One of the things I hear so often from other security professionals is their desire to be called to assist sooner and more often. In almost every conversation I have, there is a deep desire to help. I genuinely believe that security professionals from all sectors genuinely desire to be helpful no matter the circumstance. We are, by nature, problem solvers. We want to be a part of the solution to whatever issue presents itself.
This desire is especially true in the healthcare industry, where security leaders can bring so much value to the organization, especially in the workplace violence prevention space. Sadly, I still hear that common lament; why didn’t they call us to help with that? In all honesty, that has been my frustration more than once. The challenge in these moments is to ask that question to someone besides yourself.

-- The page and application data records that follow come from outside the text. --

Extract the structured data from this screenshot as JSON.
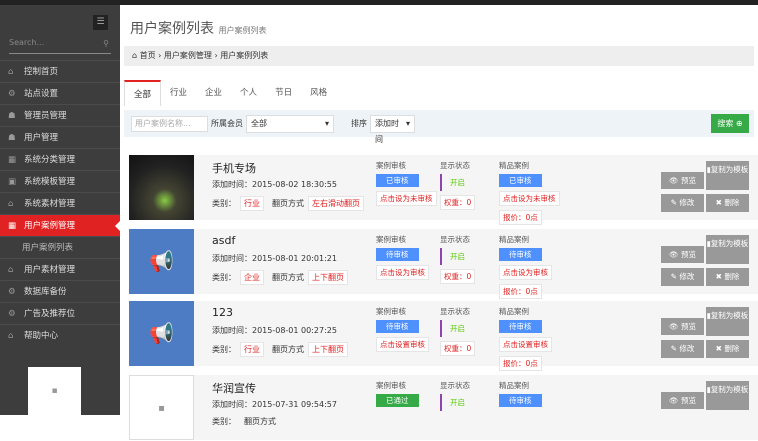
{
  "sidebar": {
    "search_placeholder": "Search...",
    "items": [
      {
        "label": "控制首页",
        "icon": "⌂"
      },
      {
        "label": "站点设置",
        "icon": "⚙"
      },
      {
        "label": "管理员管理",
        "icon": "☗"
      },
      {
        "label": "用户管理",
        "icon": "☗"
      },
      {
        "label": "系统分类管理",
        "icon": "▦"
      },
      {
        "label": "系统模板管理",
        "icon": "▣"
      },
      {
        "label": "系统素材管理",
        "icon": "⌂"
      },
      {
        "label": "用户案例管理",
        "icon": "▦"
      },
      {
        "label": "用户案例列表",
        "icon": ""
      },
      {
        "label": "用户素材管理",
        "icon": "⌂"
      },
      {
        "label": "数据库备份",
        "icon": "⚙"
      },
      {
        "label": "广告及推荐位",
        "icon": "⚙"
      },
      {
        "label": "帮助中心",
        "icon": "⌂"
      }
    ]
  },
  "header": {
    "title": "用户案例列表",
    "subtitle": "用户案例列表"
  },
  "breadcrumb": [
    "首页",
    "用户案例管理",
    "用户案例列表"
  ],
  "tabs": [
    "全部",
    "行业",
    "企业",
    "个人",
    "节日",
    "风格"
  ],
  "filter": {
    "name_placeholder": "用户案例名称...",
    "member_label": "所属会员",
    "member_value": "全部",
    "sort_label": "排序",
    "sort_value": "添加时间",
    "search_label": "搜索"
  },
  "labels": {
    "audit": "案例审核",
    "display": "显示状态",
    "featured": "精品案例",
    "category": "类别：",
    "flip": "翻页方式",
    "preview": "预览",
    "copy": "复制为模板",
    "edit": "修改",
    "delete": "删除"
  },
  "rows": [
    {
      "name": "手机专场",
      "time": "添加时间：2015-08-02 18:30:55",
      "category": "行业",
      "flip": "左右滑动翻页",
      "audit": "已审核",
      "audit_action": "点击设为未审核",
      "display": "开启",
      "weight": "权重：0",
      "featured": "已审核",
      "featured_action": "点击设为未审核",
      "price": "报价：0点"
    },
    {
      "name": "asdf",
      "time": "添加时间：2015-08-01 20:01:21",
      "category": "企业",
      "flip": "上下翻页",
      "audit": "待审核",
      "audit_action": "点击设为审核",
      "display": "开启",
      "weight": "权重：0",
      "featured": "待审核",
      "featured_action": "点击设为审核",
      "price": "报价：0点"
    },
    {
      "name": "123",
      "time": "添加时间：2015-08-01 00:27:25",
      "category": "行业",
      "flip": "上下翻页",
      "audit": "待审核",
      "audit_action": "点击设置审核",
      "display": "开启",
      "weight": "权重：0",
      "featured": "待审核",
      "featured_action": "点击设置审核",
      "price": "报价：0点"
    },
    {
      "name": "华润宣传",
      "time": "添加时间：2015-07-31 09:54:57",
      "category": "",
      "flip": "",
      "audit": "已通过",
      "audit_action": "",
      "display": "开启",
      "weight": "",
      "featured": "待审核",
      "featured_action": "",
      "price": ""
    }
  ]
}
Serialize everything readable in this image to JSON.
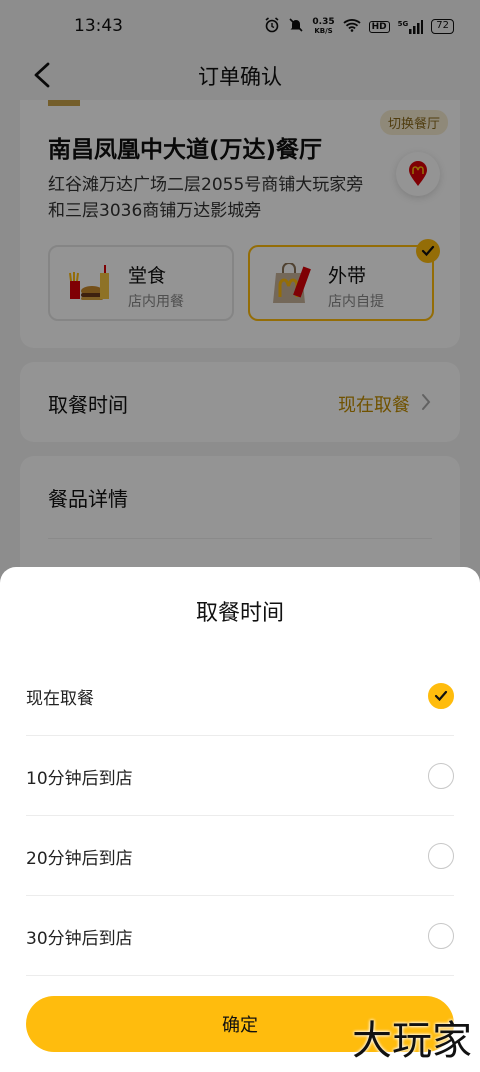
{
  "status": {
    "time": "13:43",
    "net_speed_value": "0.35",
    "net_speed_unit": "KB/S",
    "hd": "HD",
    "signal_label": "5G",
    "battery": "72"
  },
  "nav": {
    "title": "订单确认"
  },
  "store": {
    "name": "南昌凤凰中大道(万达)餐厅",
    "address": "红谷滩万达广场二层2055号商铺大玩家旁和三层3036商铺万达影城旁",
    "switch_label": "切换餐厅"
  },
  "modes": [
    {
      "title": "堂食",
      "subtitle": "店内用餐",
      "selected": false
    },
    {
      "title": "外带",
      "subtitle": "店内自提",
      "selected": true
    }
  ],
  "pickup": {
    "label": "取餐时间",
    "value": "现在取餐"
  },
  "detail": {
    "label": "餐品详情"
  },
  "sheet": {
    "title": "取餐时间",
    "options": [
      {
        "label": "现在取餐",
        "selected": true
      },
      {
        "label": "10分钟后到店",
        "selected": false
      },
      {
        "label": "20分钟后到店",
        "selected": false
      },
      {
        "label": "30分钟后到店",
        "selected": false
      }
    ],
    "confirm_label": "确定"
  },
  "watermark": "大玩家",
  "colors": {
    "accent": "#ffbc0d",
    "accent_text": "#c28d00",
    "brand_red": "#db0007"
  }
}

As I ask that question of myself, I must follow it up with the more difficult question, did I deserve the call to help? Let us think for a minute about workplace violence as an example of this issue. How many times has security been called to assist with an unruly patient after that patient has assaulted a staff member? The answer is probably more times than we can count. I can think of examples in the past where my team has responded, and we wondered out loud; why didn’t they call us to help before this person hit someone? How many cases has workplace violence program management been tasked to another department within a healthcare organization, human resources, for example? It is not wrong for human resources to be a part of workplace violence programming, but why wasn’t security tasked?
The simple truth is, if we don’t provide expertise and value to the organization, we will be overlooked in every circumstance. Our job is to provide value and to demonstrate that value. We must push the boundaries of the work we know to continuously add knowledge, skill, and capability to our organizations. We must innovate to move security services beyond door locks, cameras, and guard forces to shine new light on operational improvements. We must tap into opportunities to pursue improved protective intelligence, enhanced technology, and better training. We have to not settle for anything but the best, and in so doing, we have to push for better equipment and improved training for our staff to develop competent critical thinkers in our forces that provide improved value all their own.
We can always do more, and the key to ensuring our organizations call us for help no matter the situation lies in making sure we are prepared to deserve that call every time. What do you think? How do you earn the call for help at your facility? How do you ensure you are developing knowledge, skill, and capability for your organization? Join the conversation in the comments below, and don’t forget to like, follow and share to support the Proactive Security Blog.